__What this task involves__:
Top to bottom, every record is to be copied word for word.

__Records for this task__:

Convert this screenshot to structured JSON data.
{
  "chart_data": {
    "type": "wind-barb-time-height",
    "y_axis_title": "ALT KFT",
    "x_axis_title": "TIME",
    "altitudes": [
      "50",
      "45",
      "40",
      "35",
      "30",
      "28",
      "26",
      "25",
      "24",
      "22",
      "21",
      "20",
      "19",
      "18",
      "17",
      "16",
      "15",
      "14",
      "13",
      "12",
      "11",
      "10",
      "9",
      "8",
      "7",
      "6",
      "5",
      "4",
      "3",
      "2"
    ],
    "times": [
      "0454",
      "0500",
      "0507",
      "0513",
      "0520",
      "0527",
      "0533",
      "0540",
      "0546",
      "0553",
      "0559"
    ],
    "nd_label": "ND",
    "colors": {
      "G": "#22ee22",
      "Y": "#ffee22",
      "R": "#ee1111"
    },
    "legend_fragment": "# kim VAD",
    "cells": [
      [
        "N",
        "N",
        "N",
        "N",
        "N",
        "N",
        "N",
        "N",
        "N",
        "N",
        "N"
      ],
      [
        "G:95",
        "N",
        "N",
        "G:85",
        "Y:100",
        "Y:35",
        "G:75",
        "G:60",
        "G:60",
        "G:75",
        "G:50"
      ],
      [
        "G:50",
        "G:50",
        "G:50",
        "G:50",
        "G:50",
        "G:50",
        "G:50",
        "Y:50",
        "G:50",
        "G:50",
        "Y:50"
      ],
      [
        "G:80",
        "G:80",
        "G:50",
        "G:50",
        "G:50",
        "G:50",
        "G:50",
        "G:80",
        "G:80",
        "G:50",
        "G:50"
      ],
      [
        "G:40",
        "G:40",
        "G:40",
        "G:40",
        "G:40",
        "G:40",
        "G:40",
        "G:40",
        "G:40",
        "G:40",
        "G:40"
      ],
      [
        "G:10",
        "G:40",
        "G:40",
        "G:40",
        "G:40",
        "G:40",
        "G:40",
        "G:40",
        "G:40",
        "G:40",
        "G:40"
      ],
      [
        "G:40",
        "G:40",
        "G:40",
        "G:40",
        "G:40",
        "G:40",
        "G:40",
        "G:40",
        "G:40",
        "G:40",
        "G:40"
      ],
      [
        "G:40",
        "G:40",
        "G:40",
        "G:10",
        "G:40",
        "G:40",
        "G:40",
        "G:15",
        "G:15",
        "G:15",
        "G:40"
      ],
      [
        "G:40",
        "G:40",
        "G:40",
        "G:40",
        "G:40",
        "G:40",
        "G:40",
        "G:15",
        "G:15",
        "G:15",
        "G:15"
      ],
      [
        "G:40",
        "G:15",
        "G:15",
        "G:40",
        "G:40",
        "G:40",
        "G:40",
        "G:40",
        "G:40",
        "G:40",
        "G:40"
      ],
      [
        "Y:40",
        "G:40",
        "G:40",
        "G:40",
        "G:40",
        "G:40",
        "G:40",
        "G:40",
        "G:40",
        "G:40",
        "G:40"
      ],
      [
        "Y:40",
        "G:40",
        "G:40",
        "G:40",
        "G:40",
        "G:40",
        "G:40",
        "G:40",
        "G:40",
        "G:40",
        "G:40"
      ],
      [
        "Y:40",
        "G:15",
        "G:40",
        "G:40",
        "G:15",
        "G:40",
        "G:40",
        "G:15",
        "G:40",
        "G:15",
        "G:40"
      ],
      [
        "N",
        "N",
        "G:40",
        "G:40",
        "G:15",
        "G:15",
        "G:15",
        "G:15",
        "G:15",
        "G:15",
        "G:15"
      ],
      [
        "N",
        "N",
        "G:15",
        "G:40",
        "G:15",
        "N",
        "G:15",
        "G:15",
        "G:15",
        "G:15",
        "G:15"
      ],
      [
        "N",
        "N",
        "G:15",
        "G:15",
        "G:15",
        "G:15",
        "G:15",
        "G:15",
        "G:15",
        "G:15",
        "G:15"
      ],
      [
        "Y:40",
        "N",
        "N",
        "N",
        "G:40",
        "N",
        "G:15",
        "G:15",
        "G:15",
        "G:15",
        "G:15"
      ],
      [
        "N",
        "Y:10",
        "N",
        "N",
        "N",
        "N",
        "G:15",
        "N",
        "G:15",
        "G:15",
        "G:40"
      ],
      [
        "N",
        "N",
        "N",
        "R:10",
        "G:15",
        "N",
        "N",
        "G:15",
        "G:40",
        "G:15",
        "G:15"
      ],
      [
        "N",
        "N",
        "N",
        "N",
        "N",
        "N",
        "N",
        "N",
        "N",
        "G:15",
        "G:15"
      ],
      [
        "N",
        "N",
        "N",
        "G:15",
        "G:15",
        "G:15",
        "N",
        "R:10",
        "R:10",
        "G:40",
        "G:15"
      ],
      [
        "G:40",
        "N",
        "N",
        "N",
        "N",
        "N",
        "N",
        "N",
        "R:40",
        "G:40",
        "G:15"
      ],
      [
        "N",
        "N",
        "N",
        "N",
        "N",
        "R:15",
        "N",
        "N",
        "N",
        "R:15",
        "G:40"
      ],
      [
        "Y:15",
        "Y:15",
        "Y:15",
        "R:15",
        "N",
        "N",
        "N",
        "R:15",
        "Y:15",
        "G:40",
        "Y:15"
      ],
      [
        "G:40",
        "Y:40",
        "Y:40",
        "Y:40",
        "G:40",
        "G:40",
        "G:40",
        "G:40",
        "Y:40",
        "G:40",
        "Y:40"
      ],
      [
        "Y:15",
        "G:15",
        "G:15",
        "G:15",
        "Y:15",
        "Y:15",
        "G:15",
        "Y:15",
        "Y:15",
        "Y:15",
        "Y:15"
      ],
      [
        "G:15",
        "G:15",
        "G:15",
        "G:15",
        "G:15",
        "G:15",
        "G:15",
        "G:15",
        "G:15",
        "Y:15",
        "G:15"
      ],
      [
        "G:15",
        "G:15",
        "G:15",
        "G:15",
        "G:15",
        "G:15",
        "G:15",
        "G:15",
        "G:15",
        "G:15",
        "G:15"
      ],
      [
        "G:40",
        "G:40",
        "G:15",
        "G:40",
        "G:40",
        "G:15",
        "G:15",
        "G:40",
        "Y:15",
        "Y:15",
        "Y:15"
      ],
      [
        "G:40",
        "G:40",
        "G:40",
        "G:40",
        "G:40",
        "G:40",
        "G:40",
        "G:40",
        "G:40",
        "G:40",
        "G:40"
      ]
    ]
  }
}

__Answer__:
Convert this screenshot to structured JSON data.
{
  "chart_data": {
    "type": "wind-barb-time-height",
    "y_axis_title": "ALT KFT",
    "x_axis_title": "TIME",
    "altitudes": [
      "50",
      "45",
      "40",
      "35",
      "30",
      "28",
      "26",
      "25",
      "24",
      "22",
      "21",
      "20",
      "19",
      "18",
      "17",
      "16",
      "15",
      "14",
      "13",
      "12",
      "11",
      "10",
      "9",
      "8",
      "7",
      "6",
      "5",
      "4",
      "3",
      "2"
    ],
    "times": [
      "0454",
      "0500",
      "0507",
      "0513",
      "0520",
      "0527",
      "0533",
      "0540",
      "0546",
      "0553",
      "0559"
    ],
    "nd_label": "ND",
    "colors": {
      "G": "#22ee22",
      "Y": "#ffee22",
      "R": "#ee1111"
    },
    "legend_fragment": "# kim VAD",
    "cells": [
      [
        "N",
        "N",
        "N",
        "N",
        "N",
        "N",
        "N",
        "N",
        "N",
        "N",
        "N"
      ],
      [
        "G:95",
        "N",
        "N",
        "G:85",
        "Y:100",
        "Y:35",
        "G:75",
        "G:60",
        "G:60",
        "G:75",
        "G:50"
      ],
      [
        "G:50",
        "G:50",
        "G:50",
        "G:50",
        "G:50",
        "G:50",
        "G:50",
        "Y:50",
        "G:50",
        "G:50",
        "Y:50"
      ],
      [
        "G:80",
        "G:80",
        "G:50",
        "G:50",
        "G:50",
        "G:50",
        "G:50",
        "G:80",
        "G:80",
        "G:50",
        "G:50"
      ],
      [
        "G:40",
        "G:40",
        "G:40",
        "G:40",
        "G:40",
        "G:40",
        "G:40",
        "G:40",
        "G:40",
        "G:40",
        "G:40"
      ],
      [
        "G:10",
        "G:40",
        "G:40",
        "G:40",
        "G:40",
        "G:40",
        "G:40",
        "G:40",
        "G:40",
        "G:40",
        "G:40"
      ],
      [
        "G:40",
        "G:40",
        "G:40",
        "G:40",
        "G:40",
        "G:40",
        "G:40",
        "G:40",
        "G:40",
        "G:40",
        "G:40"
      ],
      [
        "G:40",
        "G:40",
        "G:40",
        "G:10",
        "G:40",
        "G:40",
        "G:40",
        "G:15",
        "G:15",
        "G:15",
        "G:40"
      ],
      [
        "G:40",
        "G:40",
        "G:40",
        "G:40",
        "G:40",
        "G:40",
        "G:40",
        "G:15",
        "G:15",
        "G:15",
        "G:15"
      ],
      [
        "G:40",
        "G:15",
        "G:15",
        "G:40",
        "G:40",
        "G:40",
        "G:40",
        "G:40",
        "G:40",
        "G:40",
        "G:40"
      ],
      [
        "Y:40",
        "G:40",
        "G:40",
        "G:40",
        "G:40",
        "G:40",
        "G:40",
        "G:40",
        "G:40",
        "G:40",
        "G:40"
      ],
      [
        "Y:40",
        "G:40",
        "G:40",
        "G:40",
        "G:40",
        "G:40",
        "G:40",
        "G:40",
        "G:40",
        "G:40",
        "G:40"
      ],
      [
        "Y:40",
        "G:15",
        "G:40",
        "G:40",
        "G:15",
        "G:40",
        "G:40",
        "G:15",
        "G:40",
        "G:15",
        "G:40"
      ],
      [
        "N",
        "N",
        "G:40",
        "G:40",
        "G:15",
        "G:15",
        "G:15",
        "G:15",
        "G:15",
        "G:15",
        "G:15"
      ],
      [
        "N",
        "N",
        "G:15",
        "G:40",
        "G:15",
        "N",
        "G:15",
        "G:15",
        "G:15",
        "G:15",
        "G:15"
      ],
      [
        "N",
        "N",
        "G:15",
        "G:15",
        "G:15",
        "G:15",
        "G:15",
        "G:15",
        "G:15",
        "G:15",
        "G:15"
      ],
      [
        "Y:40",
        "N",
        "N",
        "N",
        "G:40",
        "N",
        "G:15",
        "G:15",
        "G:15",
        "G:15",
        "G:15"
      ],
      [
        "N",
        "Y:10",
        "N",
        "N",
        "N",
        "N",
        "G:15",
        "N",
        "G:15",
        "G:15",
        "G:40"
      ],
      [
        "N",
        "N",
        "N",
        "R:10",
        "G:15",
        "N",
        "N",
        "G:15",
        "G:40",
        "G:15",
        "G:15"
      ],
      [
        "N",
        "N",
        "N",
        "N",
        "N",
        "N",
        "N",
        "N",
        "N",
        "G:15",
        "G:15"
      ],
      [
        "N",
        "N",
        "N",
        "G:15",
        "G:15",
        "G:15",
        "N",
        "R:10",
        "R:10",
        "G:40",
        "G:15"
      ],
      [
        "G:40",
        "N",
        "N",
        "N",
        "N",
        "N",
        "N",
        "N",
        "R:40",
        "G:40",
        "G:15"
      ],
      [
        "N",
        "N",
        "N",
        "N",
        "N",
        "R:15",
        "N",
        "N",
        "N",
        "R:15",
        "G:40"
      ],
      [
        "Y:15",
        "Y:15",
        "Y:15",
        "R:15",
        "N",
        "N",
        "N",
        "R:15",
        "Y:15",
        "G:40",
        "Y:15"
      ],
      [
        "G:40",
        "Y:40",
        "Y:40",
        "Y:40",
        "G:40",
        "G:40",
        "G:40",
        "G:40",
        "Y:40",
        "G:40",
        "Y:40"
      ],
      [
        "Y:15",
        "G:15",
        "G:15",
        "G:15",
        "Y:15",
        "Y:15",
        "G:15",
        "Y:15",
        "Y:15",
        "Y:15",
        "Y:15"
      ],
      [
        "G:15",
        "G:15",
        "G:15",
        "G:15",
        "G:15",
        "G:15",
        "G:15",
        "G:15",
        "G:15",
        "Y:15",
        "G:15"
      ],
      [
        "G:15",
        "G:15",
        "G:15",
        "G:15",
        "G:15",
        "G:15",
        "G:15",
        "G:15",
        "G:15",
        "G:15",
        "G:15"
      ],
      [
        "G:40",
        "G:40",
        "G:15",
        "G:40",
        "G:40",
        "G:15",
        "G:15",
        "G:40",
        "Y:15",
        "Y:15",
        "Y:15"
      ],
      [
        "G:40",
        "G:40",
        "G:40",
        "G:40",
        "G:40",
        "G:40",
        "G:40",
        "G:40",
        "G:40",
        "G:40",
        "G:40"
      ]
    ]
  }
}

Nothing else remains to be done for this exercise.